#### What is expected
Read the lines of the data below and retrieve those with "this".

[Interface dataset entries]

• • • • • • •

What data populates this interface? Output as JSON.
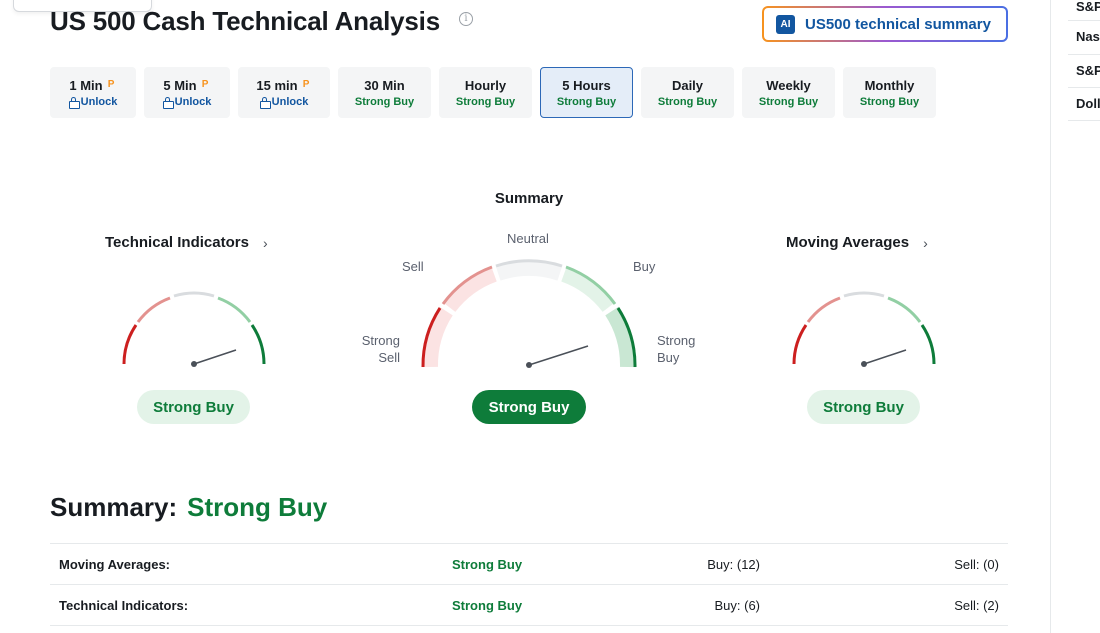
{
  "page": {
    "title": "US 500 Cash Technical Analysis",
    "info_icon": "info-icon"
  },
  "ai_summary": {
    "badge": "AI",
    "label": "US500 technical summary"
  },
  "colors": {
    "strong_buy": "#0e7c3a",
    "link_blue": "#1256a0",
    "pro_orange": "#f7931e"
  },
  "timeframes": [
    {
      "label": "1 Min",
      "status": "Unlock",
      "locked": true,
      "active": false
    },
    {
      "label": "5 Min",
      "status": "Unlock",
      "locked": true,
      "active": false
    },
    {
      "label": "15 min",
      "status": "Unlock",
      "locked": true,
      "active": false
    },
    {
      "label": "30 Min",
      "status": "Strong Buy",
      "locked": false,
      "active": false
    },
    {
      "label": "Hourly",
      "status": "Strong Buy",
      "locked": false,
      "active": false
    },
    {
      "label": "5 Hours",
      "status": "Strong Buy",
      "locked": false,
      "active": true
    },
    {
      "label": "Daily",
      "status": "Strong Buy",
      "locked": false,
      "active": false
    },
    {
      "label": "Weekly",
      "status": "Strong Buy",
      "locked": false,
      "active": false
    },
    {
      "label": "Monthly",
      "status": "Strong Buy",
      "locked": false,
      "active": false
    }
  ],
  "gauges": {
    "technical_indicators": {
      "title": "Technical Indicators",
      "result": "Strong Buy"
    },
    "summary": {
      "title": "Summary",
      "result": "Strong Buy",
      "labels": {
        "strong_sell": "Strong\nSell",
        "sell": "Sell",
        "neutral": "Neutral",
        "buy": "Buy",
        "strong_buy": "Strong\nBuy"
      }
    },
    "moving_averages": {
      "title": "Moving Averages",
      "result": "Strong Buy"
    }
  },
  "summary": {
    "heading": "Summary:",
    "value": "Strong Buy",
    "rows": [
      {
        "label": "Moving Averages:",
        "status": "Strong Buy",
        "buy": "Buy: (12)",
        "sell": "Sell: (0)"
      },
      {
        "label": "Technical Indicators:",
        "status": "Strong Buy",
        "buy": "Buy: (6)",
        "sell": "Sell: (2)"
      }
    ]
  },
  "sidebar": {
    "items": [
      "S&P",
      "Nas",
      "S&P",
      "Doll"
    ]
  }
}
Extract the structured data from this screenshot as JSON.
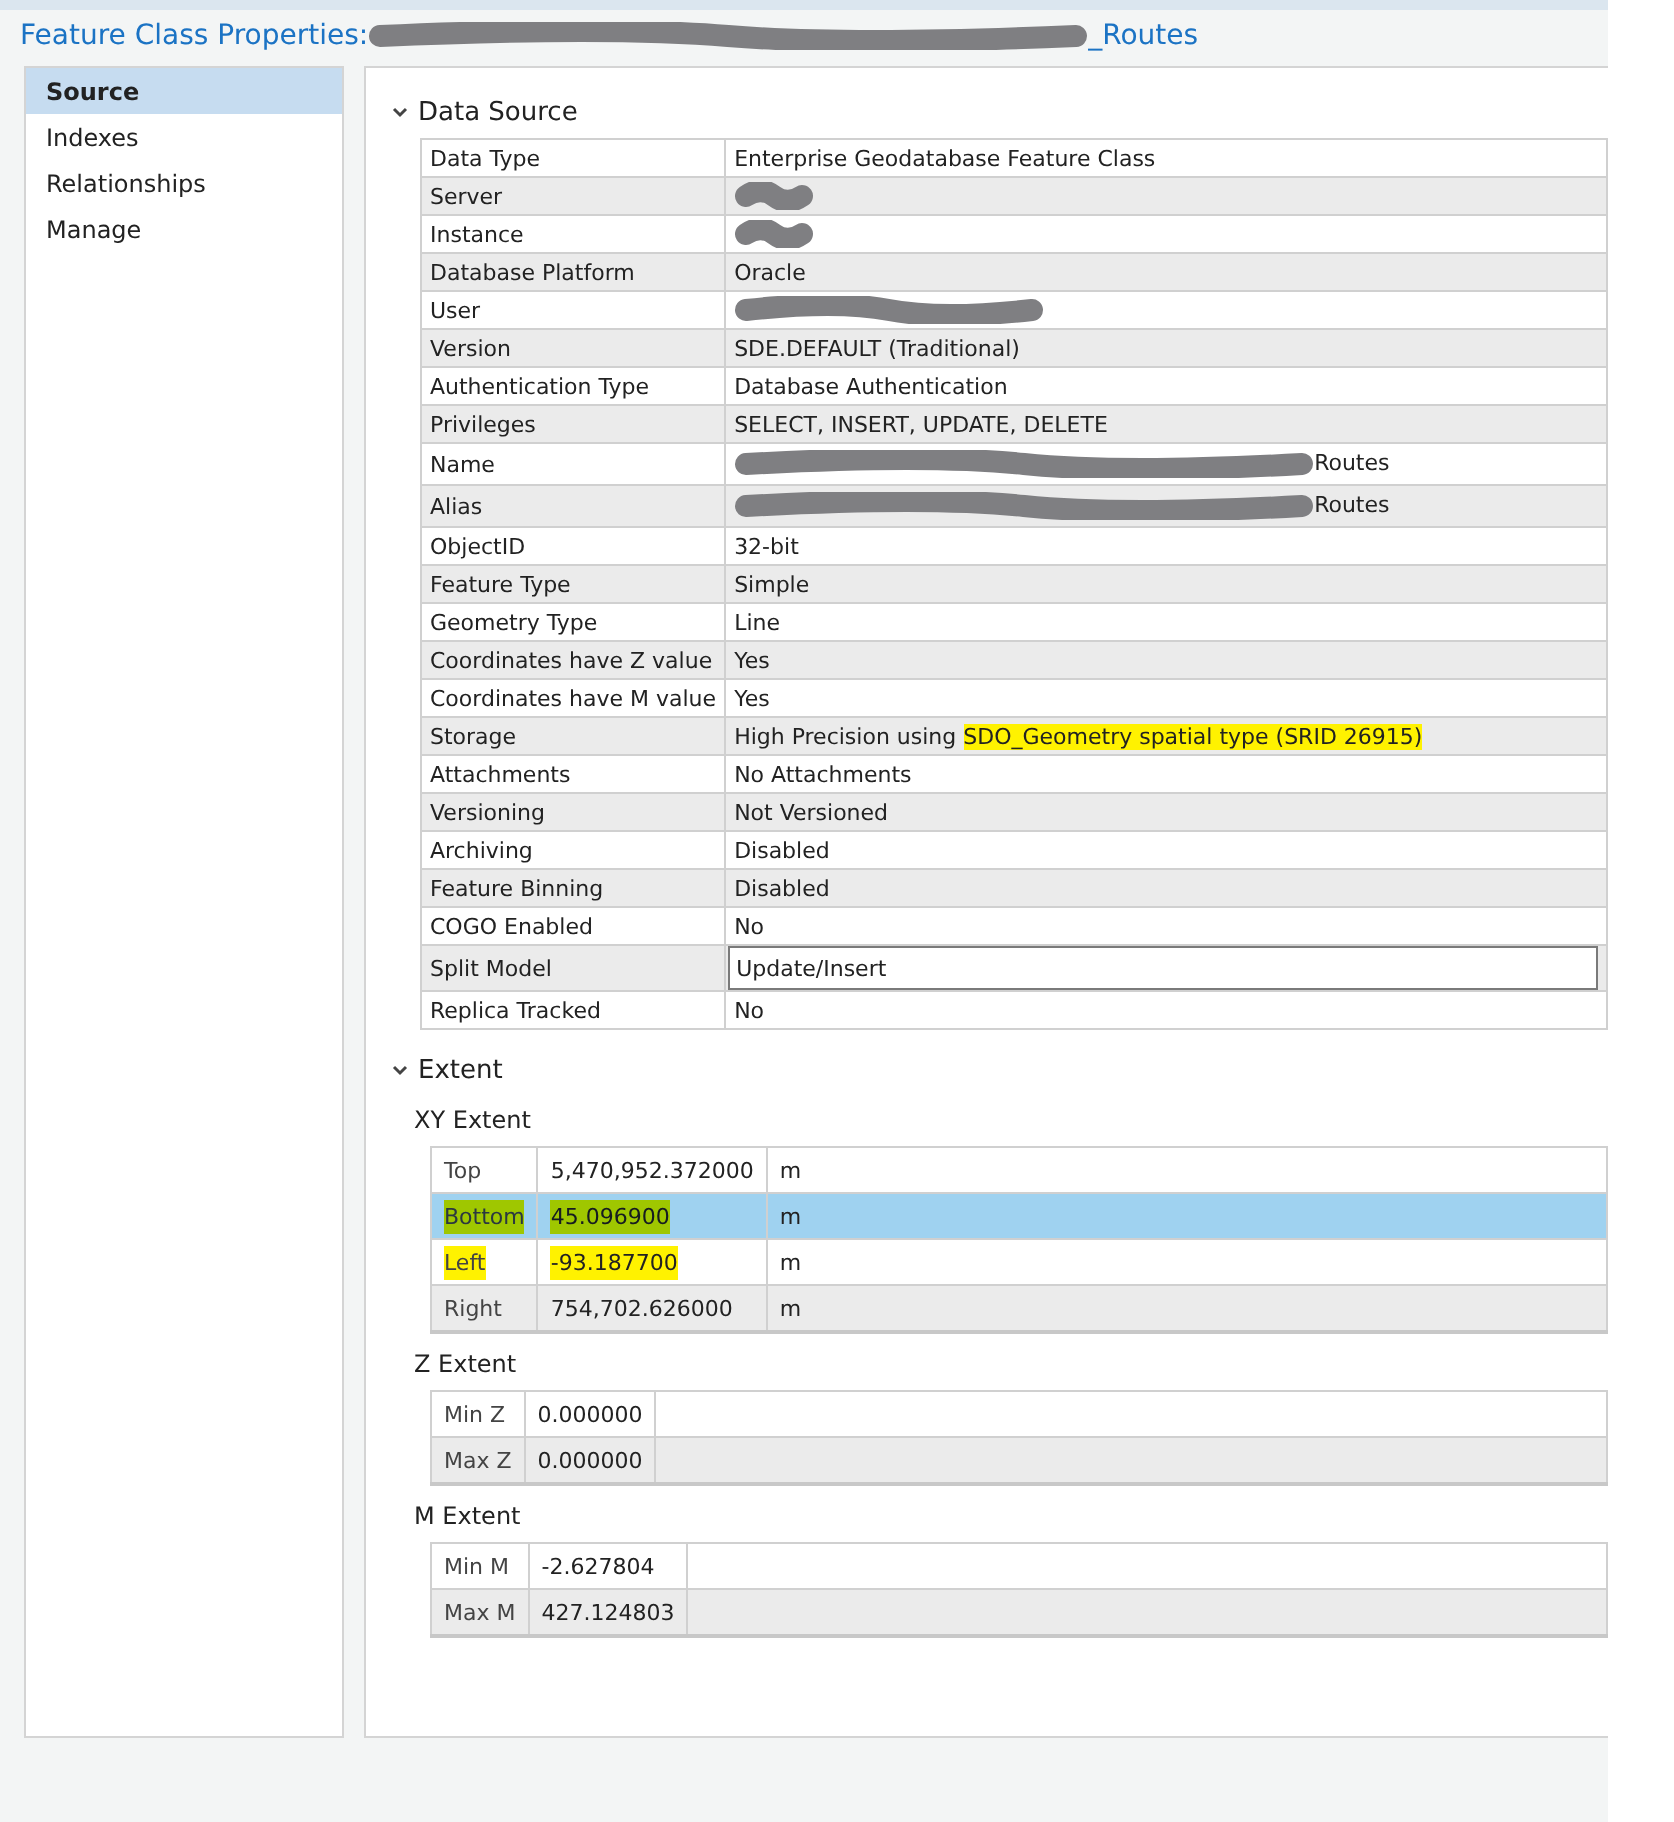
{
  "window": {
    "title_start": "Feature Class Properties:",
    "title_end": "_Routes",
    "title_redacted": true
  },
  "sidebar": {
    "items": [
      {
        "label": "Source",
        "selected": true
      },
      {
        "label": "Indexes",
        "selected": false
      },
      {
        "label": "Relationships",
        "selected": false
      },
      {
        "label": "Manage",
        "selected": false
      }
    ]
  },
  "sections": [
    {
      "kind": "properties",
      "title": "Data Source",
      "expanded": true,
      "rows": [
        {
          "label": "Data Type",
          "value": "Enterprise Geodatabase Feature Class"
        },
        {
          "label": "Server",
          "redacted": true
        },
        {
          "label": "Instance",
          "redacted": true
        },
        {
          "label": "Database Platform",
          "value": "Oracle"
        },
        {
          "label": "User",
          "redacted": true
        },
        {
          "label": "Version",
          "value": "SDE.DEFAULT (Traditional)"
        },
        {
          "label": "Authentication Type",
          "value": "Database Authentication"
        },
        {
          "label": "Privileges",
          "value": "SELECT, INSERT, UPDATE, DELETE"
        },
        {
          "label": "Name",
          "redacted": true,
          "value_end": "Routes"
        },
        {
          "label": "Alias",
          "redacted": true,
          "value_end": "Routes"
        },
        {
          "label": "ObjectID",
          "value": "32-bit"
        },
        {
          "label": "Feature Type",
          "value": "Simple"
        },
        {
          "label": "Geometry Type",
          "value": "Line"
        },
        {
          "label": "Coordinates have Z value",
          "value": "Yes"
        },
        {
          "label": "Coordinates have M value",
          "value": "Yes"
        },
        {
          "label": "Storage",
          "value": "High Precision using ",
          "value_highlighted": "SDO_Geometry spatial type (SRID 26915)"
        },
        {
          "label": "Attachments",
          "value": "No Attachments"
        },
        {
          "label": "Versioning",
          "value": "Not Versioned"
        },
        {
          "label": "Archiving",
          "value": "Disabled"
        },
        {
          "label": "Feature Binning",
          "value": "Disabled"
        },
        {
          "label": "COGO Enabled",
          "value": "No"
        },
        {
          "label": "Split Model",
          "value": "Update/Insert",
          "kind": "field"
        },
        {
          "label": "Replica Tracked",
          "value": "No"
        }
      ]
    },
    {
      "kind": "extents",
      "title": "Extent",
      "expanded": true,
      "groups": [
        {
          "title": "XY Extent",
          "rows": [
            {
              "label": "Top",
              "value": "5,470,952.372000",
              "unit": "m",
              "selected": false,
              "highlighted": false
            },
            {
              "label": "Bottom",
              "value": "45.096900",
              "unit": "m",
              "selected": true,
              "highlighted": true
            },
            {
              "label": "Left",
              "value": "-93.187700",
              "unit": "m",
              "selected": false,
              "highlighted": true
            },
            {
              "label": "Right",
              "value": "754,702.626000",
              "unit": "m",
              "selected": false,
              "highlighted": false
            }
          ]
        },
        {
          "title": "Z Extent",
          "rows": [
            {
              "label": "Min Z",
              "value": "0.000000",
              "selected": false,
              "highlighted": false
            },
            {
              "label": "Max Z",
              "value": "0.000000",
              "selected": false,
              "highlighted": false
            }
          ]
        },
        {
          "title": "M Extent",
          "rows": [
            {
              "label": "Min M",
              "value": "-2.627804",
              "selected": false,
              "highlighted": false
            },
            {
              "label": "Max M",
              "value": "427.124803",
              "selected": false,
              "highlighted": false
            }
          ]
        }
      ]
    }
  ]
}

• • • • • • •

#### Response to the exercise
What data populates this interface? Output as JSON.
Extract the structured data from this screenshot as JSON.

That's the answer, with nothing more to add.